- **YOUR INSTRUCTIONS**:
Output all of the data below without changing a word, and exclude the pictures.

_ _ _ _

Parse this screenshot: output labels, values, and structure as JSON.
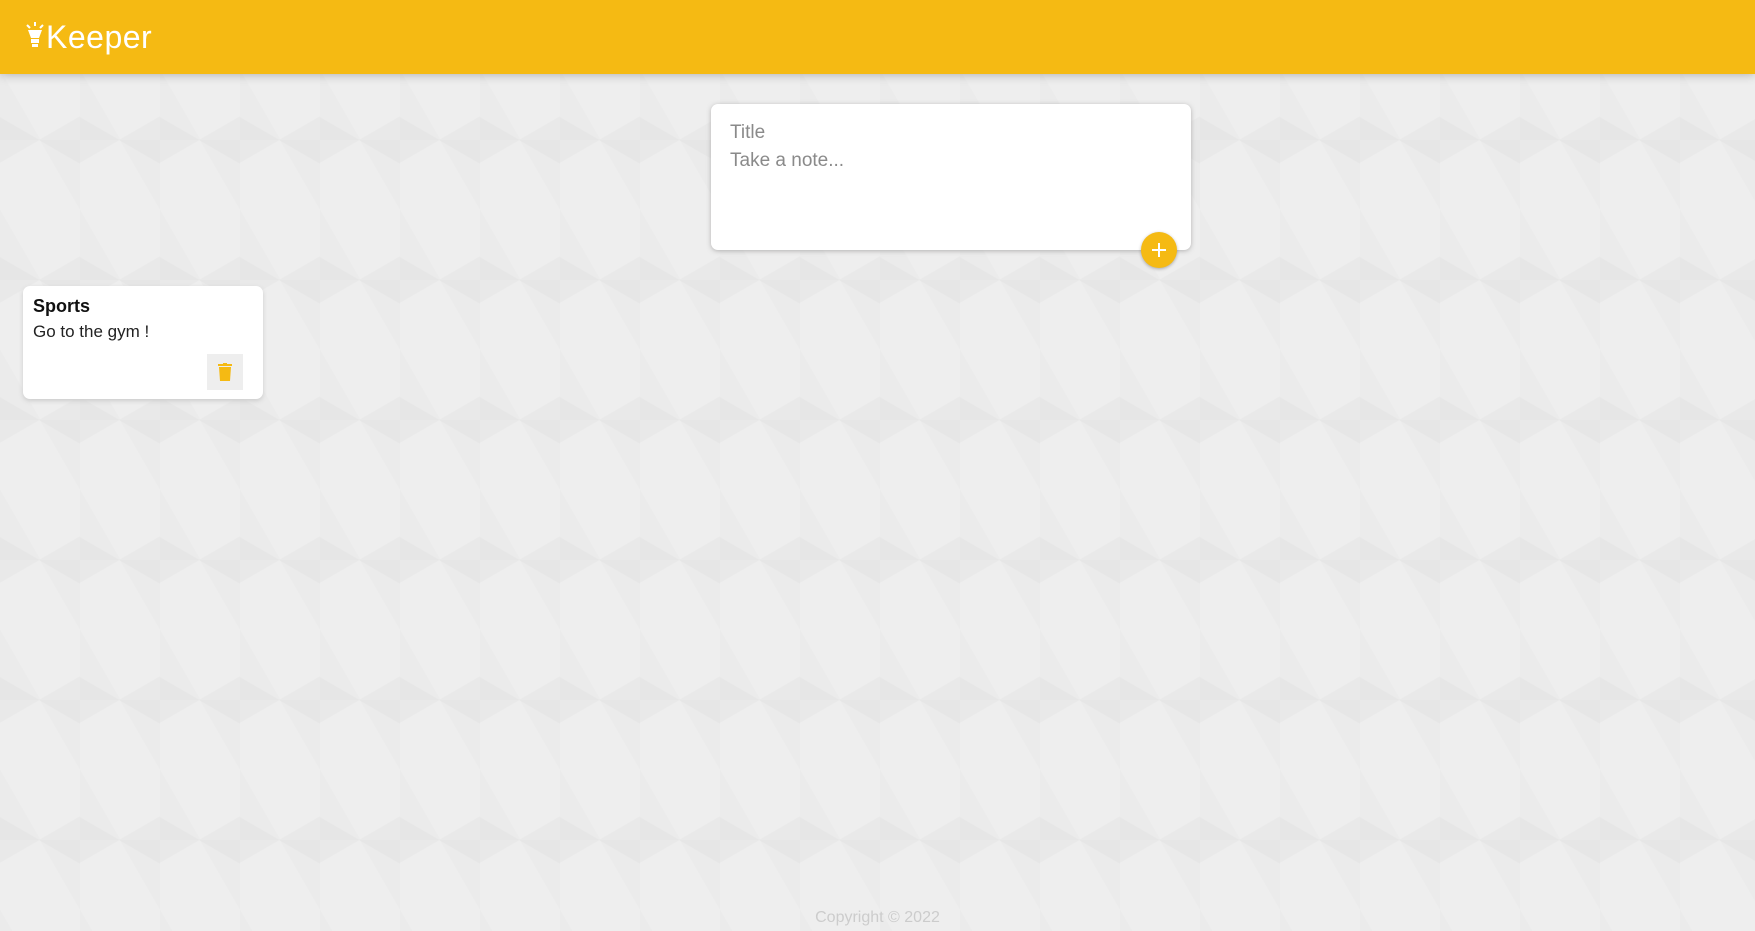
{
  "header": {
    "brand": "Keeper",
    "logo_icon": "lightbulb-icon"
  },
  "composer": {
    "title_placeholder": "Title",
    "content_placeholder": "Take a note...",
    "add_icon": "plus-icon"
  },
  "notes": [
    {
      "title": "Sports",
      "content": "Go to the gym !",
      "delete_icon": "trash-icon"
    }
  ],
  "footer": {
    "copyright": "Copyright © 2022"
  },
  "colors": {
    "accent": "#f5ba13",
    "background": "#eeeeee",
    "card": "#ffffff",
    "footer_text": "#cccccc"
  }
}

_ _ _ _

- **EXERCISE OUTPUT**:
Parse this screenshot: output labels, values, and structure as JSON.
{
  "header": {
    "brand": "Keeper",
    "logo_icon": "lightbulb-icon"
  },
  "composer": {
    "title_placeholder": "Title",
    "content_placeholder": "Take a note...",
    "add_icon": "plus-icon"
  },
  "notes": [
    {
      "title": "Sports",
      "content": "Go to the gym !",
      "delete_icon": "trash-icon"
    }
  ],
  "footer": {
    "copyright": "Copyright © 2022"
  },
  "colors": {
    "accent": "#f5ba13",
    "background": "#eeeeee",
    "card": "#ffffff",
    "footer_text": "#cccccc"
  }
}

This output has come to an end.